Jonathan T. Hine Jr., PhD, CRA Scriptor Services LLC, Charlottesville, Virginia.
Computer-assisted translation (CAT) Tools may be just what you need to take your work to the next level.
Here are some of the benefits of using a CAT Tool:
Localization requires fast turnaround of high volumes of material, with rigorous consistency of terminology and style. CAT tools, especially major ones like SDL Trados, make this kind of performance possible. Translators who can transfer translation memories (TM), update them while they translate, and send them back, are crucial to the process.
Even in traditional environments, a CAT tool can increase your production. With a tool pre-translating from a reasonably-stocked translation memory, you could finish twice as much work in the same time. Warning: this depends on how similar the new material is to what is in the TM. My own work data show an increase of over 50%.
Even with a miserable pre-translation (e.g., a new unrelated topic), I have found that a CAT tool can make my work more pleasant. With the segments lined up on the screen, I type only what needs typing. The tool propagates my choices as I work, so when the same segments or terms appear later in the document, I do not re-type or cut-and-paste. Of course, I am building the translation memory as I work, so the next document like this one will have a better pre-translation.

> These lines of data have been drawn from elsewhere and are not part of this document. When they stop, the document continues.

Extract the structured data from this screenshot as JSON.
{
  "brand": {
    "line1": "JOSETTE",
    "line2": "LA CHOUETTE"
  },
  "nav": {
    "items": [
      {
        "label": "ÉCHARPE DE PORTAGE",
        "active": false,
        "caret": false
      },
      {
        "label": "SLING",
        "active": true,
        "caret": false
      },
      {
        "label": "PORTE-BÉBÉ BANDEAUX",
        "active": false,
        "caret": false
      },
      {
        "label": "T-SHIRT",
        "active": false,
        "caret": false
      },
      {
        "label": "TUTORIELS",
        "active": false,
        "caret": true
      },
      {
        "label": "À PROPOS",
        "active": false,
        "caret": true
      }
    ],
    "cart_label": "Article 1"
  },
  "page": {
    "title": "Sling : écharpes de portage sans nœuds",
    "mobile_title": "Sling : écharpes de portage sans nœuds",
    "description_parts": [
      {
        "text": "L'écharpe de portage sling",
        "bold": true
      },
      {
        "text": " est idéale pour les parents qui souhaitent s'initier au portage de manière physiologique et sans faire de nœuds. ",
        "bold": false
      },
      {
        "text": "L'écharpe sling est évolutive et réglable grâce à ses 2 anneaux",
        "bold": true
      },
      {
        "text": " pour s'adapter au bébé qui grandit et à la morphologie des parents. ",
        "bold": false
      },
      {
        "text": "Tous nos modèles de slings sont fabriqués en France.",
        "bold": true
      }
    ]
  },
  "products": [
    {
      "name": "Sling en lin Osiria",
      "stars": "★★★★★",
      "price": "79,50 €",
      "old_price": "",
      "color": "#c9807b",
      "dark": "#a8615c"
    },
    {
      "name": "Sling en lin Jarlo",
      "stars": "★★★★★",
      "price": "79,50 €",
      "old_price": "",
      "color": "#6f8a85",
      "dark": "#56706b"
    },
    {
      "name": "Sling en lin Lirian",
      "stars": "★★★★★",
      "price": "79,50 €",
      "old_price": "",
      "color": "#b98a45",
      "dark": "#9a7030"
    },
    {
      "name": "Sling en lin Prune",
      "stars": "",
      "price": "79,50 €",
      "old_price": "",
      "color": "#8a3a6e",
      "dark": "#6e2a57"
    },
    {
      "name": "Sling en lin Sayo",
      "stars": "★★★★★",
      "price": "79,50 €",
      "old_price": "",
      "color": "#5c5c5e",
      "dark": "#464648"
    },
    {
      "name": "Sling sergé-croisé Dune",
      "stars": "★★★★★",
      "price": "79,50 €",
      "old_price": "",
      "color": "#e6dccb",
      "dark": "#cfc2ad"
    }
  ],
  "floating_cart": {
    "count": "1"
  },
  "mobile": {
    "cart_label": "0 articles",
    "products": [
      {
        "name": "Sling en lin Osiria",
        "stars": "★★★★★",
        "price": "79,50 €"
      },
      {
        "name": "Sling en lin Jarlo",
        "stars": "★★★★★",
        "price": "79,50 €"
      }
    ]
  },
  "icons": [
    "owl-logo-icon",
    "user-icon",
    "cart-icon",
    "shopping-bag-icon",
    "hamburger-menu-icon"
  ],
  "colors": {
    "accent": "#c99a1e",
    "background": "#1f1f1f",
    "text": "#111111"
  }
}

Consistent terminology within a document and throughout a project is especially important in technical translation. This is true of legal and financial work as well as scientific and technical documentation. We are working across cultures, where synonyms and "turns of phrase" burden the readers. CAT tools, such as SDL Trados, allow projects to standardize their glossaries and individual translators to use terms consistently with less effort.
The most effective way to review is to use a pair of rulers to compare source and target text on printed paper pages. However, some technical documentation does not print well or is intended to be read on-screen anyway (e.g., web pages). The alignment of segments by the CAT tool makes on-screen review easier and more efficient. I still use paper and rulers whenever possible, but I find that translations prepared on the CAT tool have far fewer errors in print, so the final paper check is faster.
Translators need to know how to analyze the work, so they can charge fair prices for the different tasks of new translation, total document revision, glossary and TM updating, etc. The major CAT tools will count words, segments and units, analyze text, compare portions of new and pre-translated material, etc. Sharing a common CAT tool as when using SDL Trados, allows the freelancer and the project manager to agree beforehand on how much of the document is fresh translation, how much needs revision. etc.
Jonathan Hine is a full-time freelance translator (Italian/French > English). He also teaches technical translation and conducts workshops on business organization for language mediation professionals.